### [Task brief]
Taking the line with "Parse this screenshot: output" as the first and the last line of the entries as the final one, copy that span exactly.

### [The data]
....

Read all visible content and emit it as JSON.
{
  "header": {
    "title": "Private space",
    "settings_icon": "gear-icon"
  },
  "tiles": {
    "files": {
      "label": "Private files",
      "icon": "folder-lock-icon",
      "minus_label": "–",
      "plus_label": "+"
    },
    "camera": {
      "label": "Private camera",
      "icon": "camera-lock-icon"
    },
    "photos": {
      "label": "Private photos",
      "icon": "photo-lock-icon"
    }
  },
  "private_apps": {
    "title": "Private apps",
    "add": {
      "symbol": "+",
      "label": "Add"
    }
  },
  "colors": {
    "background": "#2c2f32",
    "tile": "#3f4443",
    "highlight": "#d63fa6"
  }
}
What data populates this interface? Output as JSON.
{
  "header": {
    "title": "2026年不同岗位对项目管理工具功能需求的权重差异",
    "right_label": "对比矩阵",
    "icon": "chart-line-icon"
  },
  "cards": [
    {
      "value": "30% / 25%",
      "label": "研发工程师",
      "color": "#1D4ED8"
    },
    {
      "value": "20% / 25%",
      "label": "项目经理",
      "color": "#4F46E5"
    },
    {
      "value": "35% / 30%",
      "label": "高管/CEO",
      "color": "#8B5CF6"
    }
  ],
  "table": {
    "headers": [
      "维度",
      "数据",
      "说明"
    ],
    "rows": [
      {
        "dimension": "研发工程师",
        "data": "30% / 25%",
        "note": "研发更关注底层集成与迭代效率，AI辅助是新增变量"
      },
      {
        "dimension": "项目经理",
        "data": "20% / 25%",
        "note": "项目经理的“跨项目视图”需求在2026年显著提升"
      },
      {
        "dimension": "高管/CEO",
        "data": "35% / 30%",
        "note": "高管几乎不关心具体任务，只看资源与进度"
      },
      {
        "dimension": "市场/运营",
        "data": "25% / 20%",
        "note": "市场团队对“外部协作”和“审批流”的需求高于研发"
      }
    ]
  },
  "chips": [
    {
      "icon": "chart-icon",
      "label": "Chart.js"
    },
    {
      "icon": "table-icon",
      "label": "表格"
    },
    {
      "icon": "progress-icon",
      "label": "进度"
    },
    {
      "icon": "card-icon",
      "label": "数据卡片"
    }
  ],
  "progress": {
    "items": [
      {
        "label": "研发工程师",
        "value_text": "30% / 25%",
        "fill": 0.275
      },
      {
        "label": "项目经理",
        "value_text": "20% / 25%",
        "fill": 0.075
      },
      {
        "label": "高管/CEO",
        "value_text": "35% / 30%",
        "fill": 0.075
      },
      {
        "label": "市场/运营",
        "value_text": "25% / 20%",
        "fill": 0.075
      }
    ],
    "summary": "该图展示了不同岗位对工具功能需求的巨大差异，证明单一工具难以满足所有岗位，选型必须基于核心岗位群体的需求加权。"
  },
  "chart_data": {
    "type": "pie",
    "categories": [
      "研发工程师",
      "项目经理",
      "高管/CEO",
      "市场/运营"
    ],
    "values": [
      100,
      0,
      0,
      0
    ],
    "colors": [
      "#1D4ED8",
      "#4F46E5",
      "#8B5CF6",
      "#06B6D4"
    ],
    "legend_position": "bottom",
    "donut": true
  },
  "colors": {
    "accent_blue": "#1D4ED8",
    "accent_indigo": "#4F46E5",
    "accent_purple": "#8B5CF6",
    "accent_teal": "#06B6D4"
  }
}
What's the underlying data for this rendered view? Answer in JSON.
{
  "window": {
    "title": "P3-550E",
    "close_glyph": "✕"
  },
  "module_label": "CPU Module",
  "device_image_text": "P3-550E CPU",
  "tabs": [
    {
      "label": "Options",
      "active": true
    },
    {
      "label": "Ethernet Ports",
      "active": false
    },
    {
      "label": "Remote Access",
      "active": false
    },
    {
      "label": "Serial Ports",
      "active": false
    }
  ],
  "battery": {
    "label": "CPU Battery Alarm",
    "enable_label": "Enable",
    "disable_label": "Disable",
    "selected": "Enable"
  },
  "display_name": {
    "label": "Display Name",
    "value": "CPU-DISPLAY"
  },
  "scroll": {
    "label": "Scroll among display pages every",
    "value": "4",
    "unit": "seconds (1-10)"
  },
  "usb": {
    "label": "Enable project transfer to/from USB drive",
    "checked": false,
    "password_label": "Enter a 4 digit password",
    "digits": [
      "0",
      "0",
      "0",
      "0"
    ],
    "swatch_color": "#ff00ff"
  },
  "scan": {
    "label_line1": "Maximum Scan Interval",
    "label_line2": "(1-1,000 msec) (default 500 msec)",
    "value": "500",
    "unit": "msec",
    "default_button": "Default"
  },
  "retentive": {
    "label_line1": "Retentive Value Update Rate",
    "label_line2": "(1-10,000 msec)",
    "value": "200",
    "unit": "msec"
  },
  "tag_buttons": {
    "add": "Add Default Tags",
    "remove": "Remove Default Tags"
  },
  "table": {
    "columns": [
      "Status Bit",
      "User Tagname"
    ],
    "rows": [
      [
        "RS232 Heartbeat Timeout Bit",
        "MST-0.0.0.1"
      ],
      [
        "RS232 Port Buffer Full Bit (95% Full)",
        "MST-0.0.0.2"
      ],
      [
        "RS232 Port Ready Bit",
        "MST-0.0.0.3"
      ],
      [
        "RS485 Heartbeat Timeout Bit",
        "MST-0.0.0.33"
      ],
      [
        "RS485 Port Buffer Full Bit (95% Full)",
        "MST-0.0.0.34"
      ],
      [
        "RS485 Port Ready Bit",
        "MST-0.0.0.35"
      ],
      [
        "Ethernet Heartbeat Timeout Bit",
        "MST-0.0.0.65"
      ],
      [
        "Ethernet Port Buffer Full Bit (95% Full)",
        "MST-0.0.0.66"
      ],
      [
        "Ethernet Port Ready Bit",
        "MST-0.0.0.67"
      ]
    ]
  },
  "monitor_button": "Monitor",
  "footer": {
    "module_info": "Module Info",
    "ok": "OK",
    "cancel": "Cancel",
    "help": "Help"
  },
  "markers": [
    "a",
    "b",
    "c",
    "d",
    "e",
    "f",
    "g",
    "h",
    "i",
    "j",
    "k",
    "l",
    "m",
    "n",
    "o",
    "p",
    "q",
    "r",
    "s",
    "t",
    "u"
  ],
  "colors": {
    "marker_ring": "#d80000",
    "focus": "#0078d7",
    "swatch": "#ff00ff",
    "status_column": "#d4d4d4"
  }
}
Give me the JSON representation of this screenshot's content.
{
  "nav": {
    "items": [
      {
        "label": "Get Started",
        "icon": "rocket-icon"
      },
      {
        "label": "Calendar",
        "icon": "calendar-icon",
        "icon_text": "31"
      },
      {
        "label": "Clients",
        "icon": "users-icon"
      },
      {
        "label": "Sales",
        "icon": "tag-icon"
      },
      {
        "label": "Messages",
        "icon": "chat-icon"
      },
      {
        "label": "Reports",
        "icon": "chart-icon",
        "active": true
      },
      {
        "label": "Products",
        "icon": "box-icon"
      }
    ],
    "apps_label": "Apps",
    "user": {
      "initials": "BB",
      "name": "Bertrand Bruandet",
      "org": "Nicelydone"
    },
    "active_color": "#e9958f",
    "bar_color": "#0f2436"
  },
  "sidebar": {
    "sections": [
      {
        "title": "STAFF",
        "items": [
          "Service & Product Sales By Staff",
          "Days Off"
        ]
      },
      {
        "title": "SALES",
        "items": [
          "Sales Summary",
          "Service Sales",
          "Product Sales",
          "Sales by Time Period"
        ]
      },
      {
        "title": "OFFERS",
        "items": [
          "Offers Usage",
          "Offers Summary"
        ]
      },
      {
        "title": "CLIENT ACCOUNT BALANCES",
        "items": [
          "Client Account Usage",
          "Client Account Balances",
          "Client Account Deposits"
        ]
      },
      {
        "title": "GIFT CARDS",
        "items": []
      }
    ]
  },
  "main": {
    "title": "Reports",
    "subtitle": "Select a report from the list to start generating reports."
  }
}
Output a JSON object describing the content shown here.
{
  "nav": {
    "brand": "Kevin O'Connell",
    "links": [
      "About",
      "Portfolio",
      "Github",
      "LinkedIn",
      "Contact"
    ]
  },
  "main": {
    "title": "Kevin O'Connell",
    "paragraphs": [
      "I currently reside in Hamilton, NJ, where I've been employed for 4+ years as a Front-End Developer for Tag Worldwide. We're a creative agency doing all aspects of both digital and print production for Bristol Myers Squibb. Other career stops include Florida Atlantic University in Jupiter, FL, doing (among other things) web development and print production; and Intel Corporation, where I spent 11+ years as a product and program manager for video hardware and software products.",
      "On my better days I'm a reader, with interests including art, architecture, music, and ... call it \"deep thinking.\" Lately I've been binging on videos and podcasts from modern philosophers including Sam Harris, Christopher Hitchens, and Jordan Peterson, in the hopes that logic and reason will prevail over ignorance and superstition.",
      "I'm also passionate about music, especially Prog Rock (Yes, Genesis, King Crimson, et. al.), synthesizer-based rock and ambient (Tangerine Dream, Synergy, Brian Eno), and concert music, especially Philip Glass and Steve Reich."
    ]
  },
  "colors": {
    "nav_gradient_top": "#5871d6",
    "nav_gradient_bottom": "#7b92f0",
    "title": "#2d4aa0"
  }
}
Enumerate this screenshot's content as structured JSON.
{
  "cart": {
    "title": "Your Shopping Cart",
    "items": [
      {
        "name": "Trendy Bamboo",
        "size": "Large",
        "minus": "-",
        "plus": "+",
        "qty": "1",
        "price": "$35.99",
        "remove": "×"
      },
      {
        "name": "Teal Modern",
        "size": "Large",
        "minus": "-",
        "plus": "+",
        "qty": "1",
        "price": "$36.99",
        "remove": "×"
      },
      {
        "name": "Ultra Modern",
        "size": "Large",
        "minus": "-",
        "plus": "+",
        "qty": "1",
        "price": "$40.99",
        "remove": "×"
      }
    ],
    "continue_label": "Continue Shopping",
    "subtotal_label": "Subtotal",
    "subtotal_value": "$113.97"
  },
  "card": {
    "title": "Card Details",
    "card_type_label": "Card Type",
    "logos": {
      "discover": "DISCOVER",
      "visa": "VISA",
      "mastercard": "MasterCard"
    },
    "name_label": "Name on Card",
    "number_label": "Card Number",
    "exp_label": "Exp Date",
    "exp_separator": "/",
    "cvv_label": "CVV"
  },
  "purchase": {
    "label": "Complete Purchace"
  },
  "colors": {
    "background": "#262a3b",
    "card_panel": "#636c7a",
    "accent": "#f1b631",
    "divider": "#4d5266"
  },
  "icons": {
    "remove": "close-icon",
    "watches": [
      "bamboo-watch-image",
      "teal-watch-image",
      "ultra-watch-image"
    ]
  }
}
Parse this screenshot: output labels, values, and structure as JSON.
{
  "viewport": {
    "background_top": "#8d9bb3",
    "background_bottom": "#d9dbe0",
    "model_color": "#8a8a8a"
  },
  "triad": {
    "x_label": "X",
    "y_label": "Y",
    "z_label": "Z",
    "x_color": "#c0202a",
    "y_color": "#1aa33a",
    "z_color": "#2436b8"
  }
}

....

### [Response to this exercise]
Parse this screenshot: output labels, values, and structure as JSON.
{
  "viewport": {
    "background_top": "#8d9bb3",
    "background_bottom": "#d9dbe0",
    "model_color": "#8a8a8a"
  },
  "triad": {
    "x_label": "X",
    "y_label": "Y",
    "z_label": "Z",
    "x_color": "#c0202a",
    "y_color": "#1aa33a",
    "z_color": "#2436b8"
  }
}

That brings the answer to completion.